I applaud the Diversity Action Committee's call for greater boardroom diversity ("Call to get more women on S'pore boards"; last Thursday) and agree with Ms Helen Ng Sue Khion's views ("Value in having women in boardroom"; last Friday).
However, I would temper Ms Ng's opinion that having women in the boardroom yields economic benefits such as increased productivity.
Companies are profit-making entities concerned only with their own financial interests vis-a-vis shareholder returns and in this regard, there is little evidence that boardroom diversity yields above-normal shareholder returns.
There is also no significant relationship found between boardroom diversity and market value and return on equity.
From an equality perspective, increased boardroom diversity along gender and cultural lines is a worthy endeavour, and could lead to improved governance and decision-making.
But given that company profitability involves a large number of variables, it is difficult to prove that increased boardroom diversity leads to better economic outcomes.

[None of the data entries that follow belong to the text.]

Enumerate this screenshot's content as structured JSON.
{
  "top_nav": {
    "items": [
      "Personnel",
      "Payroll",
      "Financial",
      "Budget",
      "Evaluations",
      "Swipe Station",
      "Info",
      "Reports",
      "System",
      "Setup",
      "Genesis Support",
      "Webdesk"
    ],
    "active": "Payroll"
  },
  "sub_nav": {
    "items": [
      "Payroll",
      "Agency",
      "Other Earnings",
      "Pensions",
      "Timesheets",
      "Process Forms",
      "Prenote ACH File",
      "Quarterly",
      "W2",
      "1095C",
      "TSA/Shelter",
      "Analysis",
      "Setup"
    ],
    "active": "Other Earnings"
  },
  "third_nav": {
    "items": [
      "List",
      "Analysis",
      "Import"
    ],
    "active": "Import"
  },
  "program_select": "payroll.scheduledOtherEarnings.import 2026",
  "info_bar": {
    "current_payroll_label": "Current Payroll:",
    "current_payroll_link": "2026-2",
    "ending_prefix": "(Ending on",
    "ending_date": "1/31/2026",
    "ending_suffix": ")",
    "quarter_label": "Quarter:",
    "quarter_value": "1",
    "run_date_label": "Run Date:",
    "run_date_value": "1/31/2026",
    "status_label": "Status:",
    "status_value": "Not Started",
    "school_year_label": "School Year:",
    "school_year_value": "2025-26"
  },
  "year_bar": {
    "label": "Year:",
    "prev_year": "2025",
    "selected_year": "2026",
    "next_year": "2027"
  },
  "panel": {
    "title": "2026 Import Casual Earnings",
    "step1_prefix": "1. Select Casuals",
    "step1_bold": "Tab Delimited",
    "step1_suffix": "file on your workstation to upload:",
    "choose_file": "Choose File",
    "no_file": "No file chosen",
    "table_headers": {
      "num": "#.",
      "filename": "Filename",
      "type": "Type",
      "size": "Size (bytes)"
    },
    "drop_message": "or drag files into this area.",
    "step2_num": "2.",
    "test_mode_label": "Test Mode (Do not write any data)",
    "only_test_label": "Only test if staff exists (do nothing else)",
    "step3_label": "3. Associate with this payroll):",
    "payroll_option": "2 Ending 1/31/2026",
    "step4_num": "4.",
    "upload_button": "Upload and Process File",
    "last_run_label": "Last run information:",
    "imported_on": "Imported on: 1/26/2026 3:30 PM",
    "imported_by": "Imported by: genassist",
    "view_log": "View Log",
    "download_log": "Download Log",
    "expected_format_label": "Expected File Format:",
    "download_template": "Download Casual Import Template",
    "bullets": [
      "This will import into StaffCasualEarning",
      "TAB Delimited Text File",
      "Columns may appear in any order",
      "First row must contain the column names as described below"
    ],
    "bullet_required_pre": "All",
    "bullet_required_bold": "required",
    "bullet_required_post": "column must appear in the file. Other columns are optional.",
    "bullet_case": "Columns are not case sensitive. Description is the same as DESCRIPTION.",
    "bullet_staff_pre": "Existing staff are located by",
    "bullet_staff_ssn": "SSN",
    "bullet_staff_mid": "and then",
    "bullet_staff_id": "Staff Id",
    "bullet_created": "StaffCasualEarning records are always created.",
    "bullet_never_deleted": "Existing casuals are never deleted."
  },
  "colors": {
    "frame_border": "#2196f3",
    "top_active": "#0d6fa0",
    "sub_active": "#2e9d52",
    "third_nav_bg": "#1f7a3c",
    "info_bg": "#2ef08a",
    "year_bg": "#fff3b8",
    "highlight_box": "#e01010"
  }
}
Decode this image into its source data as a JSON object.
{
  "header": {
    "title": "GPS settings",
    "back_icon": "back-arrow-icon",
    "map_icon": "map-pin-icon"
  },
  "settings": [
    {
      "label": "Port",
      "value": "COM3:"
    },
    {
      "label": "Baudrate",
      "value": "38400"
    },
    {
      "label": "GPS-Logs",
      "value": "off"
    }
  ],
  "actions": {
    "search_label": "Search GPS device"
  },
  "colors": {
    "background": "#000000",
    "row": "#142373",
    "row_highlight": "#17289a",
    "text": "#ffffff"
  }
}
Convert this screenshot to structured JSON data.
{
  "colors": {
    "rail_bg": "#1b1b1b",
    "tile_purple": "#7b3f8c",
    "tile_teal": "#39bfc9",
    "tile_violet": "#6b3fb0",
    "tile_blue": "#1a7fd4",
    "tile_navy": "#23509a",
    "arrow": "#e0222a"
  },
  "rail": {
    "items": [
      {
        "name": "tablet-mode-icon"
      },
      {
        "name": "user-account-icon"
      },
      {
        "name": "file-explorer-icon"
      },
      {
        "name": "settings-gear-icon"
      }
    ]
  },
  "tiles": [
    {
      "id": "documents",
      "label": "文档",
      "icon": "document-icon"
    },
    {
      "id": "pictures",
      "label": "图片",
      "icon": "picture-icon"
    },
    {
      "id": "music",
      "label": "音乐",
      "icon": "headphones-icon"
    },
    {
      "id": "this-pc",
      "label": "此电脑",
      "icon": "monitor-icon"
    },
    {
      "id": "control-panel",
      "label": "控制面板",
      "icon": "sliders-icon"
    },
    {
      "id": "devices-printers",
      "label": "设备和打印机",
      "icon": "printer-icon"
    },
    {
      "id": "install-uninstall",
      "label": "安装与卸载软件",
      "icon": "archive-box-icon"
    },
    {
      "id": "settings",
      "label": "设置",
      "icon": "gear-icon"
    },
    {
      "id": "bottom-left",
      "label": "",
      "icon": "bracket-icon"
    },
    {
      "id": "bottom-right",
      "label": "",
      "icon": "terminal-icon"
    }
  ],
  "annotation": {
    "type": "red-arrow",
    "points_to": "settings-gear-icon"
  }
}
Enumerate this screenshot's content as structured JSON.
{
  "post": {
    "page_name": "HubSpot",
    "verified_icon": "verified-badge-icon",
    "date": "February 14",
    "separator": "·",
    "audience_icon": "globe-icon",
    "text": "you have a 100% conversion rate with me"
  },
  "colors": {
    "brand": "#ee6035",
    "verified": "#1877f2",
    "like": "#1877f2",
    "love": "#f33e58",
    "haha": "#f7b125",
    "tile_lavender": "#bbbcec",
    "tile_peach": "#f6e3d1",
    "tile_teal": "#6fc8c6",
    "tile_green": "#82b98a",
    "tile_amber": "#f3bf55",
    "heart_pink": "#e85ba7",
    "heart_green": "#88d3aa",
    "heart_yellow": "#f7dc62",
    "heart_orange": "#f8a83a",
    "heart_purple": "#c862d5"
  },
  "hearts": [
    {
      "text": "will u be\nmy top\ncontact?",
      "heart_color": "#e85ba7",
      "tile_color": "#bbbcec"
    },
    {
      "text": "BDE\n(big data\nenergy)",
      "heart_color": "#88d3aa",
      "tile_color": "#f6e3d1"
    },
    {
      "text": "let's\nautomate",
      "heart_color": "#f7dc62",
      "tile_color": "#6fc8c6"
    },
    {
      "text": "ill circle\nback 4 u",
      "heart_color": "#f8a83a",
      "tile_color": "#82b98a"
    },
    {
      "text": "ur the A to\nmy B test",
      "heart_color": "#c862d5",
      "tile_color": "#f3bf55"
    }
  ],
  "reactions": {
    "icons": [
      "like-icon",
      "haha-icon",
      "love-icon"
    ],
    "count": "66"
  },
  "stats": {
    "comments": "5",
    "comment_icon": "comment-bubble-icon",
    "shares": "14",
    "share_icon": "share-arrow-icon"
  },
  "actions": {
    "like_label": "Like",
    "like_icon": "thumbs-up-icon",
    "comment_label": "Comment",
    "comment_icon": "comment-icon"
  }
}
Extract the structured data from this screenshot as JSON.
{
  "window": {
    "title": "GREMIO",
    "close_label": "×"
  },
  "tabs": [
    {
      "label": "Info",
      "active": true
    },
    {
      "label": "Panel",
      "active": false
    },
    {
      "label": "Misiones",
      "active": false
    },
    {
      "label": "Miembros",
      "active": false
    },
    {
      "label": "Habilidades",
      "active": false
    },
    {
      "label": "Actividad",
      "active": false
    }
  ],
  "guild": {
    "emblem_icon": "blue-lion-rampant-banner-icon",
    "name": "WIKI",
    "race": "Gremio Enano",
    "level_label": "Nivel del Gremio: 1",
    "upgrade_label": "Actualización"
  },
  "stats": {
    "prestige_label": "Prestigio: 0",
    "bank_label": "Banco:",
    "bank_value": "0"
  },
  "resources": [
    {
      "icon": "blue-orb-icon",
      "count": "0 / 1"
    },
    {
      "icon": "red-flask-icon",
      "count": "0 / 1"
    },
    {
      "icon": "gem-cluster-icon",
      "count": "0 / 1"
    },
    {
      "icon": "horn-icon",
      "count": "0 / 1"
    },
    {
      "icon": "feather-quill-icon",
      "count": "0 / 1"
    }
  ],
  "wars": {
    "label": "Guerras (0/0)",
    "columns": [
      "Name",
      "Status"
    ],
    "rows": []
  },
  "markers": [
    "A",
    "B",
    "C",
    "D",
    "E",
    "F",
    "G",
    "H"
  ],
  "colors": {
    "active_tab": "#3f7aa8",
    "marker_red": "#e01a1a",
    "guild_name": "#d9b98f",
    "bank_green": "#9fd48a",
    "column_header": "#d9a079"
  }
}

Because boardroom diversity is a relatively new concept, it may take a long time to assess its impact on company profitability.
That being the case, companies should probably not focus so much on boardroom diversity per se as on workplace diversity in general.
In Singapore, where everyone counts, we could achieve much leverage and synergy by doing so.
Woon Wee Min